Carbon Management - Offset
Written by: Sonia Hegarty and Kim le Cerf, EPA Victoria
Each of the previous seven editions of Carbon Matters has included a regular article about one of the Carbon Management Principles and how you can apply them to your business. This article looks at the eighth principle: Offset.
The principles comprise eight steps:
- measure emissions
- set objectives
- avoid emissions
- reduce emissions
- switch to alternative energy sources
- sequester emissions
- assess residual emissions
- offset what you can't avoid
After having applied the 'measure', 'set objectives', 'avoid', 'reduce', 'switch', 'sequester' and 'assess' principles, the final step for a business may be to purchase offsets to reduce their remaining carbon emissions, depending on their organisation's strategy and objectives.
What is a carbon offset?
A carbon offset is any project that indirectly "reduces" greenhouse gas (GHG) emissions at one source by investing in GHG emissions reductions elsewhere. Offset products most typically involve projects that invest in forestry/biosequestration, energy efficiency, methane avoidance, industrial gas and renewable energy. Offset credits can be purchased from an offset provider.

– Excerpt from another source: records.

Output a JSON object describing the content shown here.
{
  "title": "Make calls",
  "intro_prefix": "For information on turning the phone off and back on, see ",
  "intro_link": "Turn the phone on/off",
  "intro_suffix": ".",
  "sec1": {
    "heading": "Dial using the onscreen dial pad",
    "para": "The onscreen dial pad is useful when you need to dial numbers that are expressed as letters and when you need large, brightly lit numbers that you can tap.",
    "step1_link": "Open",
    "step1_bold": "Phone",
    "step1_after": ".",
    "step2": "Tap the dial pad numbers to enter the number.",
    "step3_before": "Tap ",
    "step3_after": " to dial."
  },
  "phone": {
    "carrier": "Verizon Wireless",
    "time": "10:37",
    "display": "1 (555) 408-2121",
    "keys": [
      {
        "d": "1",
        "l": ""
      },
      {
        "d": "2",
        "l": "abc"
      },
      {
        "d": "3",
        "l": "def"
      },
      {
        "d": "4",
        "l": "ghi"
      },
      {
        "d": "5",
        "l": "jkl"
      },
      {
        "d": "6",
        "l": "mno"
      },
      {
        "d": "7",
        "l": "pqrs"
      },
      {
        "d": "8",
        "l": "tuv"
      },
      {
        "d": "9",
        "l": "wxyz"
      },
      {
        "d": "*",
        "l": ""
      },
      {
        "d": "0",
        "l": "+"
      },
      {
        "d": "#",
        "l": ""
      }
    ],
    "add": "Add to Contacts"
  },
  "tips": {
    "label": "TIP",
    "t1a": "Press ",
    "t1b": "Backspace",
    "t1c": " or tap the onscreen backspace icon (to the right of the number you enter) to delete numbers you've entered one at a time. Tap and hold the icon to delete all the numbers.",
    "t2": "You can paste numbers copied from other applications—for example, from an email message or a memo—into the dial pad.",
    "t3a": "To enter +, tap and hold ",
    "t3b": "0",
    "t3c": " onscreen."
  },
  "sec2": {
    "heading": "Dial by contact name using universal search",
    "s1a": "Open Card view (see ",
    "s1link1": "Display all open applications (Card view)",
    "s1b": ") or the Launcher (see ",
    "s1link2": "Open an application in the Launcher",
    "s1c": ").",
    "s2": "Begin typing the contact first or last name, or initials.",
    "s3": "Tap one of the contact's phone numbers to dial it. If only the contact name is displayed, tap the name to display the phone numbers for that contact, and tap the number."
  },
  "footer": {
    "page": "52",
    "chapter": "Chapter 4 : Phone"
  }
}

Business wishing to buy offsets should be mindful that offsets should meet accreditation requirements. It is important to conduct appropriate research to ensure that products have been appropriately verified at delivering the environmental outcomes claimed by a third party. A variety of quality standards have emerged internationally, including the Clean Development Mechanism (CDM), the Voluntary Carbon Standard (VCS) and the Gold Standard, all for voluntary emission reductions.
Why would I purchase carbon offsets?
Carbon offsets can provide a legitimate means of lowering your residual GHG impact and may be purchased for a range of reasons, including:
- becoming carbon neutral
- reducing your carbon footprint as part of a carbon management strategy
- preparing for an emissions trading scheme or other regulatory mechanisms, including gaining market experience
- enhancing brands and/or differentiating products and/or services in the market
- attracting investors particularly in light of increasing awareness of risks associated with GHG emissions in a carbon constrained future
- engaging employees on environmental issues.
What should I consider when buying a carbon offset product?
Before investigating offsets:
- Make sure you consider offsetting in the context of the step-by-step approach set out in the Carbon Management Principles, which first identifies onsite emissions avoidance and reduction opportunities. This will help to provide long-term environmental and financial benefits to your business and reduce the need for offsetting.
When investigating offsets:
- Consider cost constraints (offset prices can range from less than $10 to more than $50 per tonne of carbon dioxide equivalents), preferences for a certain type of project (e.g. biosequestration versus renewable energy) or preferences for a particular project location (domestic versus international).
- Evaluate each offset's key characteristics to determine exactly what is being offered. This can be done by requesting the project design documents (PDDs), which provides a detailed overview of the important offset characteristics, which will help to decide which offsets to purchase. Key characteristics include: additionality, permanence, leakage, double counting, timing of emissions reductions, monitoring and verification and co-benefits.
It is important to understand how the offset project saves the amount of emissions it claims. Consider how the project will deliver the claimed savings over its lifetime; what are the risks of non-performance? Ensure the claimed savings come from a project that has been specifically created to deliver carbon savings and is not a by-product of a project that would have happened anyway.
A range of products is emerging to help companies, governments and the community offset their GHG emissions. EPA, in partnership with Global Sustainability at RMIT, has developed an informative Carbon Offset Guide, a website to give companies an overview of carbon offsets and provide helpful hints to navigate the marketplace. The website provides information on the range of international and Australian standards and guidance, including information on the Australian Government's National Carbon Offset Standard (NCOS), which came into effect on July 1st 2010.
More information on the National Carbon Offset Standard is also available in the April Carbon Matters article: Implications of the National Carbon Offset Standard – The Changing Landscape for Carbon Offsets and Carbon Neutrality.
Don't forget to communicate your actions to your staff, stakeholders and customers. Be transparent about which offsets you purchased, the standards to which they were accredited and the steps you took to purchase them.
We are reviewing the Carbon Management Principles to ensure that they remain relevant and applicable to business. If you have any feedback or would like to be involved in the review process then please contact us at firstname.lastname@example.org.